Exercise description
The records appear below. Report how many of their lines contain the word "prototype", giving the number alone.

The data
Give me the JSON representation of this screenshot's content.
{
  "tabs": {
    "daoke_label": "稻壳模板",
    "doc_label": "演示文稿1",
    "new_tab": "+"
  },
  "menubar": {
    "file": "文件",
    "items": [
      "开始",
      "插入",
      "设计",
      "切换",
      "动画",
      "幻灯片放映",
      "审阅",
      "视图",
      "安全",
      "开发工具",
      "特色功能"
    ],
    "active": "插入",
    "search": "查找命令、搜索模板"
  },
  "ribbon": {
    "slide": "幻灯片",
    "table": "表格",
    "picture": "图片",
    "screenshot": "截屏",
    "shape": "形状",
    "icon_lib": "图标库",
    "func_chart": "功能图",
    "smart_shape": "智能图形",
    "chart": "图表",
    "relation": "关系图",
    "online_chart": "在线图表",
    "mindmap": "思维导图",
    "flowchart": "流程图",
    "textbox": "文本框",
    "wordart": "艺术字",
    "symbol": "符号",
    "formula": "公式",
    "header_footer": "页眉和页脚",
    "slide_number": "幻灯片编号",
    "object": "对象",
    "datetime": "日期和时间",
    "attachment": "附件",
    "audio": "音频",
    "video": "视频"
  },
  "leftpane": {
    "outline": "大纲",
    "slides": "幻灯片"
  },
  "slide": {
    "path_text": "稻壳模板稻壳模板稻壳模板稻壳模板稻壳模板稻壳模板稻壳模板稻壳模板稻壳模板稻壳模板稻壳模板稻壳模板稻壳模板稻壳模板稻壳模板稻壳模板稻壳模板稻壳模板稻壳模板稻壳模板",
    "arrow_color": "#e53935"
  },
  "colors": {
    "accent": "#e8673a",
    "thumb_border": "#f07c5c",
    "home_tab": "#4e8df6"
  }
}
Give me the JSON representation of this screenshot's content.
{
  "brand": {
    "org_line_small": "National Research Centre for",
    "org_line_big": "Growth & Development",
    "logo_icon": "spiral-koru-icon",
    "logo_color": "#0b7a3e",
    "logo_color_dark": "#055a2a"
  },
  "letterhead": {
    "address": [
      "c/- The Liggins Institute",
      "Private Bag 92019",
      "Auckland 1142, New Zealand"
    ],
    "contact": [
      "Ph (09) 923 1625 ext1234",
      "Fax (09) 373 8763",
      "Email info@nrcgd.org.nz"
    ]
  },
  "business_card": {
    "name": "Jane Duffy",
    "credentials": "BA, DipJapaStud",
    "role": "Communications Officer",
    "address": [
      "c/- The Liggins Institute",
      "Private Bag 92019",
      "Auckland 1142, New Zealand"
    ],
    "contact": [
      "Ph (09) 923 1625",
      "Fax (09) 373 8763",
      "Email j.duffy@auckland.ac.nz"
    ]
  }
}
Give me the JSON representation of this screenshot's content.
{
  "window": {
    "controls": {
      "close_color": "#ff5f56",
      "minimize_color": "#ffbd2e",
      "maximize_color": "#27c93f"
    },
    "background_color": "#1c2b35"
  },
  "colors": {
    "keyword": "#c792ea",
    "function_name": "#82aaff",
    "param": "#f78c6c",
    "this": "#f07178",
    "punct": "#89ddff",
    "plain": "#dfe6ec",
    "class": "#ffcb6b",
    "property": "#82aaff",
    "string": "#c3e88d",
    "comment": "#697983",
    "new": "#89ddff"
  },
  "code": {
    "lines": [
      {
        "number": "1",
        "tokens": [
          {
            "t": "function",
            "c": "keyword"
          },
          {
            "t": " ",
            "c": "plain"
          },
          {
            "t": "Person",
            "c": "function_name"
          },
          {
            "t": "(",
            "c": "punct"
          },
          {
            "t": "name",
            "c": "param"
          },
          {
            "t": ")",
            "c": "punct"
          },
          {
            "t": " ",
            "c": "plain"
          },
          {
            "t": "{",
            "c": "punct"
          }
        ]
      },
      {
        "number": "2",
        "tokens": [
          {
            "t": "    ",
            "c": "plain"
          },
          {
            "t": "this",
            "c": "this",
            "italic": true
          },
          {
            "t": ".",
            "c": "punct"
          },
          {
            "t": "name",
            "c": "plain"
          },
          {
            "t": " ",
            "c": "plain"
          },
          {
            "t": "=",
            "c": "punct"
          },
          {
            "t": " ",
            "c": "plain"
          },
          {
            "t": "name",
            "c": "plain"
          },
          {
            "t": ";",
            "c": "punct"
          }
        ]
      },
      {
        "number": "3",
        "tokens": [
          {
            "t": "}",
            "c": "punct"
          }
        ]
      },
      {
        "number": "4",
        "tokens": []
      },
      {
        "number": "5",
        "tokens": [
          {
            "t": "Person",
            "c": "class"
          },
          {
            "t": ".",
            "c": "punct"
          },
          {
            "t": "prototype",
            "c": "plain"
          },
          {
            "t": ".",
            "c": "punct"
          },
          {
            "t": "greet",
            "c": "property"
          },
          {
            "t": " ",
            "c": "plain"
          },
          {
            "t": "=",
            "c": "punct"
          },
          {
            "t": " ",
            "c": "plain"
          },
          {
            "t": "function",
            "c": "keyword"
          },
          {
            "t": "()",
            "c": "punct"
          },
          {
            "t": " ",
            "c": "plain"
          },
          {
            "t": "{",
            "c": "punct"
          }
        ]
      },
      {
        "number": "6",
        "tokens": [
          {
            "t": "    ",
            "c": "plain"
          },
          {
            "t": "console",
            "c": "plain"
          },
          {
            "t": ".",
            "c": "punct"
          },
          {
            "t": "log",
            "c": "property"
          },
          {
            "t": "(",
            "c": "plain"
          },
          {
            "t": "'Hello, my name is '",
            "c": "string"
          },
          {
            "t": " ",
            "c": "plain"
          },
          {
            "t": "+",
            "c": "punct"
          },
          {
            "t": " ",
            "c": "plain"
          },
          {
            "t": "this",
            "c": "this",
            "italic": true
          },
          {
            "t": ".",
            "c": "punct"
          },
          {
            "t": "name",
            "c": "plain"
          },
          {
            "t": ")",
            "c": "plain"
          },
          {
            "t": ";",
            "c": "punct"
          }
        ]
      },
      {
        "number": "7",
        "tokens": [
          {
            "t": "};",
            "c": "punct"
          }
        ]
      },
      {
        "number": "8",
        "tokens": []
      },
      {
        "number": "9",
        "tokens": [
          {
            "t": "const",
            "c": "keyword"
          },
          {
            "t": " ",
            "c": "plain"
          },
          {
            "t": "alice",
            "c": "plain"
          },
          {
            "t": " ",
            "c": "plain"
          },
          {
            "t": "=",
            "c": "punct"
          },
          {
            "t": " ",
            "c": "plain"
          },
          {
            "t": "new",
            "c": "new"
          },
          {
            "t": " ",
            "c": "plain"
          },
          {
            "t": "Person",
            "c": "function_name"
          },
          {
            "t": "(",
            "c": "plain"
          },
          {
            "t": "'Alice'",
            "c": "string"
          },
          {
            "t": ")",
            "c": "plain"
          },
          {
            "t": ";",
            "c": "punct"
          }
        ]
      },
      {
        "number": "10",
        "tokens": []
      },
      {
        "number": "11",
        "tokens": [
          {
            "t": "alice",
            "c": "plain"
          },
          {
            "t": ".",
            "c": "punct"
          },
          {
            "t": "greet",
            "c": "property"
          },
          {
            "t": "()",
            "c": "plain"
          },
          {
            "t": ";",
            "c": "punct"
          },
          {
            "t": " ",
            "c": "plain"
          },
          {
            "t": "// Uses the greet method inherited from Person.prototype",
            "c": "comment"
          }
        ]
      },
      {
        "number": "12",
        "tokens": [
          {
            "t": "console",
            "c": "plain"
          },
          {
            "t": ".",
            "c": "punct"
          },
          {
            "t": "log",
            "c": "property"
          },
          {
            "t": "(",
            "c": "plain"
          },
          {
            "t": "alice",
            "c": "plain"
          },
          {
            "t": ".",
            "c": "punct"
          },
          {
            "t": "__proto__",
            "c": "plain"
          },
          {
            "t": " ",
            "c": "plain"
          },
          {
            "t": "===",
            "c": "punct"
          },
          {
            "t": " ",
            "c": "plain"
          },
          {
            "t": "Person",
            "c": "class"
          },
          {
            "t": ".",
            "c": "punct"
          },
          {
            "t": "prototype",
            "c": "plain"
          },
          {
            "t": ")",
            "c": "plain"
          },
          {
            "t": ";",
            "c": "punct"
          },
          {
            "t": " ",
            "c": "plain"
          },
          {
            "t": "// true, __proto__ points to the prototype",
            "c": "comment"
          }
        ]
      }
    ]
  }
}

Exercise result
4